Since diving headlong into the wonderland of Snarky Puppy, the powerhouse band with whom he has won multiple Grammys, along the way working with the likes of David Crosby, Erykah Badu, Kirk Franklin, and 50 Cent, Fort Worth-based guitarist Mark Lettieri has plumbed his deepest waters in a string of solo albums. Starting with Knows (2011) and Futurefun (2013), then moving on to the Billboard-charting Spark and Echo (2016) and, most recently, the appropriately titled Deep: The Baritone Sessions (2019), Lettieri returns with Things Of That Nature, his most personal effort to date. As a sonic experience, it’s both three-dimensional and metaphysical, and in that sense represents a giant leap of intuition. Joining him over the edge are Jason “JT” Thomas on drums and percussion, Wes Stephenson on electric bass, Justin Stanton on Moog and Fender Rhodes, Shaun Martin and Bobby Sparks on an even wider array of keyboards, and Bob Reynolds on tenor saxophone. As with each of Lettieri’s records, this one is a time capsule of life experiences shared with musicians he trusts to convey those experiences in photorealistic detail.
Listening to the emblematic "Naptime," one gains keen insight into the mind of an artist who blurs lines in more ways than one.
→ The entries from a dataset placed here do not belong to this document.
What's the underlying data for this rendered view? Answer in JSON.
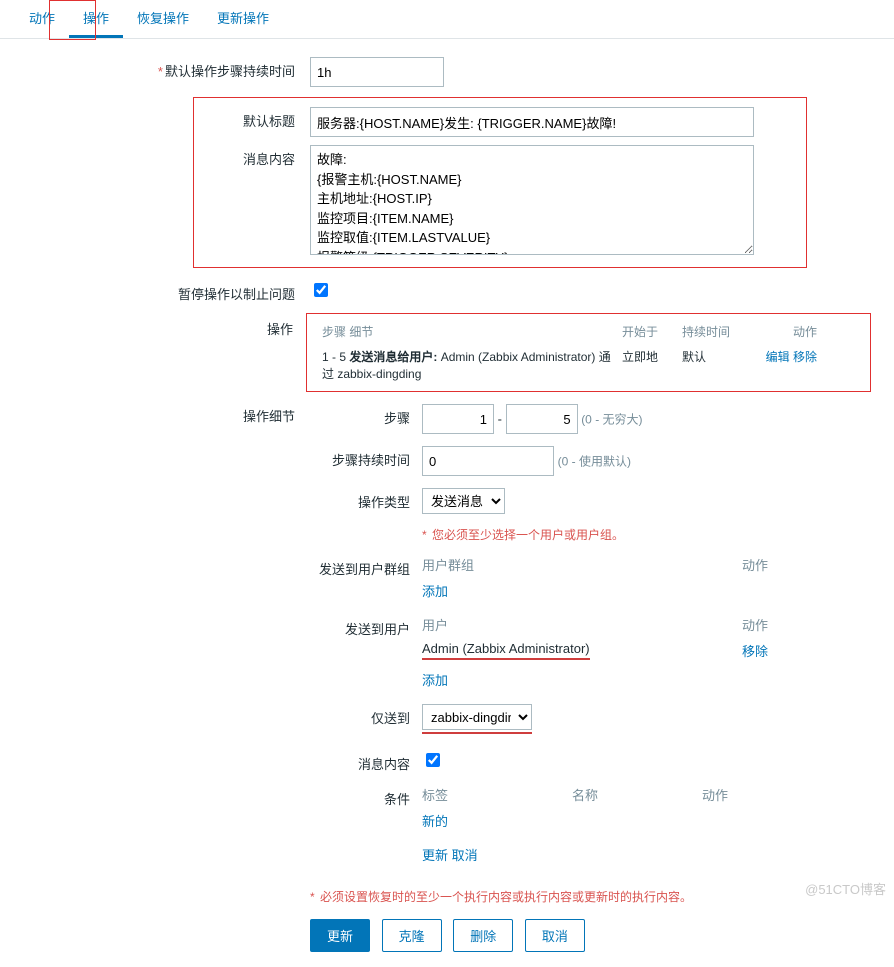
{
  "tabs": {
    "t0": "动作",
    "t1": "操作",
    "t2": "恢复操作",
    "t3": "更新操作"
  },
  "labels": {
    "default_step_duration": "默认操作步骤持续时间",
    "default_subject": "默认标题",
    "message_content": "消息内容",
    "pause": "暂停操作以制止问题",
    "operations": "操作",
    "op_details": "操作细节",
    "steps": "步骤",
    "step_duration": "步骤持续时间",
    "op_type": "操作类型",
    "send_to_groups": "发送到用户群组",
    "send_to_users": "发送到用户",
    "send_only_to": "仅送到",
    "msg_content": "消息内容",
    "conditions": "条件"
  },
  "fields": {
    "duration": "1h",
    "subject": "服务器:{HOST.NAME}发生: {TRIGGER.NAME}故障!",
    "message": "故障:\n{报警主机:{HOST.NAME}\n主机地址:{HOST.IP}\n监控项目:{ITEM.NAME}\n监控取值:{ITEM.LASTVALUE}\n报警等级:{TRIGGER.SEVERITY}\n当前状态:{TRIGGER.STATUS}",
    "step_from": "1",
    "step_to": "5",
    "step_duration": "0",
    "op_type": "发送消息",
    "send_to": "zabbix-dingding"
  },
  "hints": {
    "step_inf": "(0 - 无穷大)",
    "step_def": "(0 - 使用默认)"
  },
  "ops_head": {
    "step": "步骤",
    "detail": "细节",
    "start": "开始于",
    "dur": "持续时间",
    "act": "动作"
  },
  "ops_row": {
    "range": "1 - 5",
    "bold": "发送消息给用户:",
    "after": " Admin (Zabbix Administrator) 通过 zabbix-dingding",
    "start": "立即地",
    "dur": "默认",
    "edit": "编辑",
    "remove": "移除"
  },
  "tbl_head": {
    "grp": "用户群组",
    "user": "用户",
    "act": "动作",
    "label": "标签",
    "name": "名称"
  },
  "users": {
    "u0": "Admin (Zabbix Administrator)"
  },
  "links": {
    "add": "添加",
    "remove": "移除",
    "new": "新的",
    "update": "更新",
    "cancel": "取消"
  },
  "warn1": "您必须至少选择一个用户或用户组。",
  "warn2": "必须设置恢复时的至少一个执行内容或执行内容或更新时的执行内容。",
  "buttons": {
    "update": "更新",
    "clone": "克隆",
    "delete": "删除",
    "cancel": "取消"
  },
  "watermark": "@51CTO博客"
}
Not only because the song was hammered out between waking hours while his newborn daughter slept, but also because Lettieri is an idiomatic chameleon, jumping nimbly from one mood to another while the rest of the world slumbers. Like much of the set presented on this, his fifth album as leader, it grew out of seeds planted in Lettieri’s home studio, watered to fruition under sometimes-urgent circumstances.
In the music video for "Blockheads" below, Mark is using his black McCarty 594:
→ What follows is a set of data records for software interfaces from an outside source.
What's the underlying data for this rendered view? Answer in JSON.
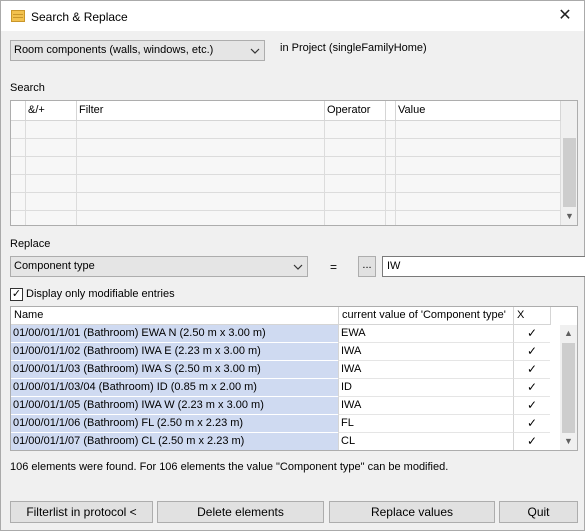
{
  "window": {
    "title": "Search & Replace",
    "close_glyph": "✕"
  },
  "top": {
    "category_value": "Room components (walls, windows, etc.)",
    "project_label": "in Project (singleFamilyHome)"
  },
  "search": {
    "label": "Search",
    "columns": [
      "&/+",
      "Filter",
      "Operator",
      "Value"
    ]
  },
  "replace": {
    "label": "Replace",
    "attribute_value": "Component type",
    "equals": "=",
    "browse_label": "...",
    "new_value": "IW"
  },
  "filter_checkbox": {
    "checked": true,
    "label": "Display only modifiable entries",
    "check_glyph": "✓"
  },
  "results": {
    "columns": [
      "Name",
      "current value of 'Component type'",
      "X"
    ],
    "rows": [
      {
        "name": "01/00/01/1/01 (Bathroom) EWA N (2.50 m x 3.00 m)",
        "value": "EWA",
        "checked": "✓"
      },
      {
        "name": "01/00/01/1/02 (Bathroom) IWA E (2.23 m x 3.00 m)",
        "value": "IWA",
        "checked": "✓"
      },
      {
        "name": "01/00/01/1/03 (Bathroom) IWA S (2.50 m x 3.00 m)",
        "value": "IWA",
        "checked": "✓"
      },
      {
        "name": "01/00/01/1/03/04 (Bathroom) ID (0.85 m x 2.00 m)",
        "value": "ID",
        "checked": "✓"
      },
      {
        "name": "01/00/01/1/05 (Bathroom) IWA W (2.23 m x 3.00 m)",
        "value": "IWA",
        "checked": "✓"
      },
      {
        "name": "01/00/01/1/06 (Bathroom) FL (2.50 m x 2.23 m)",
        "value": "FL",
        "checked": "✓"
      },
      {
        "name": "01/00/01/1/07 (Bathroom) CL (2.50 m x 2.23 m)",
        "value": "CL",
        "checked": "✓"
      }
    ]
  },
  "status_text": "106 elements were found. For 106 elements the value \"Component type\" can be modified.",
  "buttons": {
    "filterlist": "Filterlist in protocol <",
    "delete": "Delete elements",
    "replace": "Replace values",
    "quit": "Quit"
  }
}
Whether in the R&B-inflected "Point Iz," a slow jam with plenty of fruit left over for more, or the fingerstyle acousticana of "Ojai," the results will feel just as familiar to new listeners as surprising to longtime fans. Where the latter, based off a David Crosby tuning, ends the album left of center, "Blockheads" finds Lettieri in a heavier mode, waving a banner of epic harmony. Striking up a mid-tempo rock groove, he nurtures ideas already planted in Futurefun, and sees this anthem as a sequel of sorts to that 2013 EP’s Catboy. Its soaring guitar work points to another corner piece of Lettieri’s sonic puzzle: namely, his ability to adapt to every moment in texture and dynamic range. Here, as also in the 7-string guitar funk circus that is "Bubinga" and the retro vibes of "Huh" (an upbeat yet twisted tune loosely inspired by the song “Radar Love” by Dutch 80’s glamsters Golden Earring), listeners will encounter astonishing technical variety.
Lettieri’s solo work gives him space to exercise total creative control. Such freedom of expression abounds in "Seuss Pants," a gorgeous ride through fantastical vistas, and "Chicory," a laid-back groove in the vein of John Scofield with tropical touches and a hard-edged saxophone solo. By the sum of these flawlessly moving parts, it’s plain to see that Lettieri is as comfortable in his skin as he’s ever been. The more he rides this train, the more he feels content in watching landscapes flash by, capturing impressions thereof in musical memories. Over time his idiosyncrasies have matured into a recognizable style, and through that process allow a deeper humanity to shine through a crisper compositional profile. They all sound like Mark Lettieri, but nothing is the same.
- Tyran Grillo, Fall 2019
Mark Lettieri: electric and acoustic guitars, baritone electric guitar, resonator guitar, Hammertone, softsynths
Jason “JT” Thomas: drums and percussion
Wes Stephenson: electric bass
Shaun Martin: Fender Rhodes, Hammond M3, Phantom (Tracks 1-4)
Bobby Sparks: ARP Solina, Mellotron, Fender Rhodes, Hammond B3 (Track 6)
Justin Stanton: Moog, Fender Rhodes (Track 7)
Bob Reynolds: tenor saxophone (Track 5)